Mosko Moto’s Reckless 40L pannier/duffle system easily mounts on any motorcycle and is a flexible and very organized packing system. It’s large enough for hoteling it on big bikes or camping on small bikes. (Use their 80L system for big bike camping.) They also offer duffel and dry bags, camping gear, and they showed me an awesome tank bag-backpack prototype at Horizons Unlimited last month. 40L pannier/duffel: $424.99 | moskomoto.com
Giant Loop bags and accessories. My kit includes the GL ballistic tow rope and lift strap, tank bag, tail pack, handlebar bag and a collapsible fuel bladder. (I’ve used their Great Basin bag on a variety of big bikes for years.) http://bit.ly/giantloopbags
Need vs Want: Do we really need all this stuff? Do you really need all this stuff? I don’t know. I’m an amateur rider. I am comfortable on most medium-level and even so-called advanced trails if I can go slowly. Still, I end up tossing the bike frequently, so it needs to stand up to that. But, unlike the Baja racers, my mishaps are at low speed.
Still, we are obviously choosing race-quality, best of breed, no-compromise products for this documented bike build. Plenty of people ride Baja on bikes held together with baling wire, duct tape, and zip ties–which are, by the way, three essential items for any backroads repair kit.
Got opinions on these mods, want to share your own, or have questions about touring, trailering, renting, or riding in Baja?

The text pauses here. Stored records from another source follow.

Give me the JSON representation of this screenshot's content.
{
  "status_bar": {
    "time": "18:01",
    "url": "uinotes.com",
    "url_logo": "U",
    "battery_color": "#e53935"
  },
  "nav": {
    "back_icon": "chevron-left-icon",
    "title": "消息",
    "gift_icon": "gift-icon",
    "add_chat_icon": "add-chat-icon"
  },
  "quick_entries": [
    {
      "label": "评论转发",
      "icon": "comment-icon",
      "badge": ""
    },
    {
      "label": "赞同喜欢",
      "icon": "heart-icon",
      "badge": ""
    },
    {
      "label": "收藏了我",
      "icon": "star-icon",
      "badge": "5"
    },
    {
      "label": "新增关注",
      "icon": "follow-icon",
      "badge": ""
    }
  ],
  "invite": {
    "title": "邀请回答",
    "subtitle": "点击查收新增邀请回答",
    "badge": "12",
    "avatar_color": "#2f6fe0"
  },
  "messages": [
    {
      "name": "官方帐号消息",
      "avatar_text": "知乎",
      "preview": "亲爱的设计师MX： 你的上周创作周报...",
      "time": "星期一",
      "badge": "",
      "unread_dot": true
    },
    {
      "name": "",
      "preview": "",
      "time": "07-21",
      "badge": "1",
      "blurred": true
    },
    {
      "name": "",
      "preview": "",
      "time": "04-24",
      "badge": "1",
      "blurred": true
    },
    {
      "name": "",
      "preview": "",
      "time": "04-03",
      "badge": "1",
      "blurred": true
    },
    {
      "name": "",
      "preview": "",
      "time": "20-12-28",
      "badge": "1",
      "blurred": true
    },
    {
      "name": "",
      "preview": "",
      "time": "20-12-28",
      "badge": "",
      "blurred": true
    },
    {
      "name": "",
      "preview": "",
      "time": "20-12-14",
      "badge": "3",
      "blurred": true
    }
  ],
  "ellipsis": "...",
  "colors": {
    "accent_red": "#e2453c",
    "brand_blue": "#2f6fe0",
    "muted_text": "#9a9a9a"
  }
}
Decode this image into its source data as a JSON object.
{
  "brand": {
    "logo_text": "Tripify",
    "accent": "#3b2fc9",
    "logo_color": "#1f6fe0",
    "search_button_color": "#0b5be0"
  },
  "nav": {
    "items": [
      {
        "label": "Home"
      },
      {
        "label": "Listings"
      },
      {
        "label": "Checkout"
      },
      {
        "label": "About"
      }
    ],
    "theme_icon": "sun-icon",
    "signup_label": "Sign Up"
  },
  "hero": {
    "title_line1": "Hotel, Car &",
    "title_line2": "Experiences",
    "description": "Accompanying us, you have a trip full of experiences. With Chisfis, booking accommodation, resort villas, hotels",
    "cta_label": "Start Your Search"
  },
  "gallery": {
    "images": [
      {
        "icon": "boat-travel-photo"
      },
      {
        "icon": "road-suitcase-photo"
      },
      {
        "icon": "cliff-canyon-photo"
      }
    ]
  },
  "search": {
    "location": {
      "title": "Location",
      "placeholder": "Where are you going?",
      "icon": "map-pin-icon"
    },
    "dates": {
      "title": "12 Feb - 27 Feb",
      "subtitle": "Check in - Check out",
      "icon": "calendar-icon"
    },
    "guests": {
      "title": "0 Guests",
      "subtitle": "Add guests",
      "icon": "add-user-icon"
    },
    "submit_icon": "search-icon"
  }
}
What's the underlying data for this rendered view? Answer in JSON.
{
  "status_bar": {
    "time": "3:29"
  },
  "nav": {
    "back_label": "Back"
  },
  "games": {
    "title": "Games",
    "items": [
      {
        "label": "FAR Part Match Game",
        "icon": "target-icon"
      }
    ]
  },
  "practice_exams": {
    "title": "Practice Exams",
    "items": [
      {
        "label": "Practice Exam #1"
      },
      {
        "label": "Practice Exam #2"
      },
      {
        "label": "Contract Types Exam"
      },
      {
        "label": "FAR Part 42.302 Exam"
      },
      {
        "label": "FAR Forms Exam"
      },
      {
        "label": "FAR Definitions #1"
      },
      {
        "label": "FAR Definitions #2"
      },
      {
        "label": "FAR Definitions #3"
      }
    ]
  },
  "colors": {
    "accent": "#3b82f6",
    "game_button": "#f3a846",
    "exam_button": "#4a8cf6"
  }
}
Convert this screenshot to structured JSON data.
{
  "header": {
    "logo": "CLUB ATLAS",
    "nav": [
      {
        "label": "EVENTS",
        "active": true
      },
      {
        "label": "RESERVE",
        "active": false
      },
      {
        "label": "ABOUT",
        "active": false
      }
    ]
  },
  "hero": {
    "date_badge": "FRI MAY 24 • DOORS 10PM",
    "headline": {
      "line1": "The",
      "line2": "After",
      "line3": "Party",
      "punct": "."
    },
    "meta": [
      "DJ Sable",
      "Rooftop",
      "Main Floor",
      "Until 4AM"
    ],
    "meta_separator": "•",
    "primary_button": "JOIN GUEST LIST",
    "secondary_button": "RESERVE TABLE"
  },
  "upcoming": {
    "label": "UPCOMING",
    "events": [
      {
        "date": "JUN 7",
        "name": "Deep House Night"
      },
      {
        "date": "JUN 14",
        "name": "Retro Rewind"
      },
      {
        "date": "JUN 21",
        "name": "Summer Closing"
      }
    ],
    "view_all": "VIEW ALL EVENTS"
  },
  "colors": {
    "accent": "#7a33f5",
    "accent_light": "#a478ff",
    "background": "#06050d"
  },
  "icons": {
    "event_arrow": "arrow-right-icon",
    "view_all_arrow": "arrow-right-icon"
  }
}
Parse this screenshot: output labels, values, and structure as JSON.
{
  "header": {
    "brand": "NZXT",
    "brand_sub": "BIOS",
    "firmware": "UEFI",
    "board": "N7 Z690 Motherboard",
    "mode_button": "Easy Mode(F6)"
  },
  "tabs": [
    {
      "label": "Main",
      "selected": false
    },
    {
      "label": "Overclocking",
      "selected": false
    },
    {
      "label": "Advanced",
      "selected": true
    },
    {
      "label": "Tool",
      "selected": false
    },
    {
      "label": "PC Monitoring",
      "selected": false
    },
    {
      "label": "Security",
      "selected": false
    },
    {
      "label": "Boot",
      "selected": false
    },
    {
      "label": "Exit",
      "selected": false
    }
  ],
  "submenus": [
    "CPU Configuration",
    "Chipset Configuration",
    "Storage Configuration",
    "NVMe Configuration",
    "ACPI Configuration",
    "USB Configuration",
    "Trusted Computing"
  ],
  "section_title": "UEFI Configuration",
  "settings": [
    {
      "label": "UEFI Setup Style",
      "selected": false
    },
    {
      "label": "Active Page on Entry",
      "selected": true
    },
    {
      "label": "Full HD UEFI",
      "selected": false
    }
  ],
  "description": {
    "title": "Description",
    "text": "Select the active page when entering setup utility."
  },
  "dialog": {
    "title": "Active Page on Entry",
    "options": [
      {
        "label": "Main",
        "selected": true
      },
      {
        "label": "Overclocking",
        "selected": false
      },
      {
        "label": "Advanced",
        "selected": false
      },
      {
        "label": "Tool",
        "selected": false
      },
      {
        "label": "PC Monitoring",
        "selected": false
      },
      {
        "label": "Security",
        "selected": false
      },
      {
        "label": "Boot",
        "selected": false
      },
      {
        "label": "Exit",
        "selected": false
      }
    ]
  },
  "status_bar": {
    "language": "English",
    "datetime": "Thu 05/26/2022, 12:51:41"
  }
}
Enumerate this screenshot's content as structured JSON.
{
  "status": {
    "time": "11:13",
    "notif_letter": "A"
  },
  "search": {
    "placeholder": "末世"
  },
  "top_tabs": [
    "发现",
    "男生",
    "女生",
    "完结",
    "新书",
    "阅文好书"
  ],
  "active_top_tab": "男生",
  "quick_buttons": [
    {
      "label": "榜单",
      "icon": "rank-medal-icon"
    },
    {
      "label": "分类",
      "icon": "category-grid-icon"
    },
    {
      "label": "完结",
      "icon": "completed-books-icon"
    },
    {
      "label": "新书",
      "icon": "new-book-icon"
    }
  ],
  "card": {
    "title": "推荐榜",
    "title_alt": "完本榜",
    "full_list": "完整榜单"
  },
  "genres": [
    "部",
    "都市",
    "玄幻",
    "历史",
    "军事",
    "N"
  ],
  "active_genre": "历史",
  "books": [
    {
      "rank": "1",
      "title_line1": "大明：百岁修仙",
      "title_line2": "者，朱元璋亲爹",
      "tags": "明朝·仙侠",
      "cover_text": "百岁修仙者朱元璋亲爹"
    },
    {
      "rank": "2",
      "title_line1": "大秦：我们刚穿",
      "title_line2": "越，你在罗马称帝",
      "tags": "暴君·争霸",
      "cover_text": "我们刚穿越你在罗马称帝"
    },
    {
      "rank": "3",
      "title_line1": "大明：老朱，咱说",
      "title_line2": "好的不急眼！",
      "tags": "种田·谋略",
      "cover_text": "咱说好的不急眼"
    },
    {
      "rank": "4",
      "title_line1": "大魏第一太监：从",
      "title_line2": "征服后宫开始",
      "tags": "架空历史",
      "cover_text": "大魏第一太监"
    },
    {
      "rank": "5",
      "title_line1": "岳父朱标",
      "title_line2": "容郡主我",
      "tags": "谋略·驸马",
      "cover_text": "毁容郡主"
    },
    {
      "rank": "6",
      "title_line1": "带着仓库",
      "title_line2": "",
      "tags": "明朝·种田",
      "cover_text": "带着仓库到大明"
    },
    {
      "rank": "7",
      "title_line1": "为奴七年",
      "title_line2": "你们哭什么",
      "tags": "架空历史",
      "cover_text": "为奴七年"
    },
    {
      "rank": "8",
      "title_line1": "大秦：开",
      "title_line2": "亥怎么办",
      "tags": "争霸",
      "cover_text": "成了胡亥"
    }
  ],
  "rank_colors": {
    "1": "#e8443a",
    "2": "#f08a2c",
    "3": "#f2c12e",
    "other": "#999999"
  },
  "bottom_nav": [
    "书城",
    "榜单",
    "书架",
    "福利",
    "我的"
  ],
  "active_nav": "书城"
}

Shoot me a note! email@example.com
Carla King has been writing about her motorcycle adventure travels since 1995. Read about her misadventures in North America, China, Europe, India, and Africa, and current adventures in Baja at CarlaKing.com.